What to do: Each entry must be restated word for word, with nothing omitted.

Data for review:
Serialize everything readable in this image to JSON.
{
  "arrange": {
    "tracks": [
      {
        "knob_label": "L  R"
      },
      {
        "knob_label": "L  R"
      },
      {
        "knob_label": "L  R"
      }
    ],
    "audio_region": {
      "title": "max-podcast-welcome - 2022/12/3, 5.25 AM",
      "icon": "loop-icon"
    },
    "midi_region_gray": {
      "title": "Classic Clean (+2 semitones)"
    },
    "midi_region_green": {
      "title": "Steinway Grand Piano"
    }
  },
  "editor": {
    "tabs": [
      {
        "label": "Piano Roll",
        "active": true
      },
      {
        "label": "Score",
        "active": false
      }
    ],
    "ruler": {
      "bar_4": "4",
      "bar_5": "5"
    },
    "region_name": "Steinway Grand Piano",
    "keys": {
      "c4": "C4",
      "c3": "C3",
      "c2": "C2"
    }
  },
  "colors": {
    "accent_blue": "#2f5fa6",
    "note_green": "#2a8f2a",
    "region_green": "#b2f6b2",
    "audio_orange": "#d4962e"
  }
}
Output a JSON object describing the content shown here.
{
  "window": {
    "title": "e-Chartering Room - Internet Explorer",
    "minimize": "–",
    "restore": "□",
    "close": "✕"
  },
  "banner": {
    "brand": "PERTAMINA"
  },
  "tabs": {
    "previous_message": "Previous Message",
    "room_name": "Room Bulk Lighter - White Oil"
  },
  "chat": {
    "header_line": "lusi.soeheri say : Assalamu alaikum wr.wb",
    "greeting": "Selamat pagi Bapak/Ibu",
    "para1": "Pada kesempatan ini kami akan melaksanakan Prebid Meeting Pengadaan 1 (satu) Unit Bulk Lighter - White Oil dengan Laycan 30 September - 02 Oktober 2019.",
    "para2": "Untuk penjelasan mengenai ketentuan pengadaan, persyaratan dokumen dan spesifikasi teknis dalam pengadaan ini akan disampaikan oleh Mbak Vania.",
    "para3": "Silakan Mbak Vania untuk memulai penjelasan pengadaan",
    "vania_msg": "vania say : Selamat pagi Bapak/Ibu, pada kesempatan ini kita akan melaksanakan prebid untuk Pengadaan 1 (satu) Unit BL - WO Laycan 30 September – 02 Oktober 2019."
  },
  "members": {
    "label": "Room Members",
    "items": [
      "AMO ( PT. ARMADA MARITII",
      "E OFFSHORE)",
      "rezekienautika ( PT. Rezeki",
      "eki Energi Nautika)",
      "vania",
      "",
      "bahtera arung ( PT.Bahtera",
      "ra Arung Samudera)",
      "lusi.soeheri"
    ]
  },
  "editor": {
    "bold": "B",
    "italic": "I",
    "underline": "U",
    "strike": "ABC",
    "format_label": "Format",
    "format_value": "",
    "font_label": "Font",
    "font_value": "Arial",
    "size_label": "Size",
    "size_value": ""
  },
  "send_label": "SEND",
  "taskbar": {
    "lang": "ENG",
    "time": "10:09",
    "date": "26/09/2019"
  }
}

Answer to this exercise:
Serialize everything readable in this image to JSON.
{
  "arrange": {
    "tracks": [
      {
        "knob_label": "L  R"
      },
      {
        "knob_label": "L  R"
      },
      {
        "knob_label": "L  R"
      }
    ],
    "audio_region": {
      "title": "max-podcast-welcome - 2022/12/3, 5.25 AM",
      "icon": "loop-icon"
    },
    "midi_region_gray": {
      "title": "Classic Clean (+2 semitones)"
    },
    "midi_region_green": {
      "title": "Steinway Grand Piano"
    }
  },
  "editor": {
    "tabs": [
      {
        "label": "Piano Roll",
        "active": true
      },
      {
        "label": "Score",
        "active": false
      }
    ],
    "ruler": {
      "bar_4": "4",
      "bar_5": "5"
    },
    "region_name": "Steinway Grand Piano",
    "keys": {
      "c4": "C4",
      "c3": "C3",
      "c2": "C2"
    }
  },
  "colors": {
    "accent_blue": "#2f5fa6",
    "note_green": "#2a8f2a",
    "region_green": "#b2f6b2",
    "audio_orange": "#d4962e"
  }
}
Output a JSON object describing the content shown here.
{
  "window": {
    "title": "e-Chartering Room - Internet Explorer",
    "minimize": "–",
    "restore": "□",
    "close": "✕"
  },
  "banner": {
    "brand": "PERTAMINA"
  },
  "tabs": {
    "previous_message": "Previous Message",
    "room_name": "Room Bulk Lighter - White Oil"
  },
  "chat": {
    "header_line": "lusi.soeheri say : Assalamu alaikum wr.wb",
    "greeting": "Selamat pagi Bapak/Ibu",
    "para1": "Pada kesempatan ini kami akan melaksanakan Prebid Meeting Pengadaan 1 (satu) Unit Bulk Lighter - White Oil dengan Laycan 30 September - 02 Oktober 2019.",
    "para2": "Untuk penjelasan mengenai ketentuan pengadaan, persyaratan dokumen dan spesifikasi teknis dalam pengadaan ini akan disampaikan oleh Mbak Vania.",
    "para3": "Silakan Mbak Vania untuk memulai penjelasan pengadaan",
    "vania_msg": "vania say : Selamat pagi Bapak/Ibu, pada kesempatan ini kita akan melaksanakan prebid untuk Pengadaan 1 (satu) Unit BL - WO Laycan 30 September – 02 Oktober 2019."
  },
  "members": {
    "label": "Room Members",
    "items": [
      "AMO ( PT. ARMADA MARITII",
      "E OFFSHORE)",
      "rezekienautika ( PT. Rezeki",
      "eki Energi Nautika)",
      "vania",
      "",
      "bahtera arung ( PT.Bahtera",
      "ra Arung Samudera)",
      "lusi.soeheri"
    ]
  },
  "editor": {
    "bold": "B",
    "italic": "I",
    "underline": "U",
    "strike": "ABC",
    "format_label": "Format",
    "format_value": "",
    "font_label": "Font",
    "font_value": "Arial",
    "size_label": "Size",
    "size_value": ""
  },
  "send_label": "SEND",
  "taskbar": {
    "lang": "ENG",
    "time": "10:09",
    "date": "26/09/2019"
  }
}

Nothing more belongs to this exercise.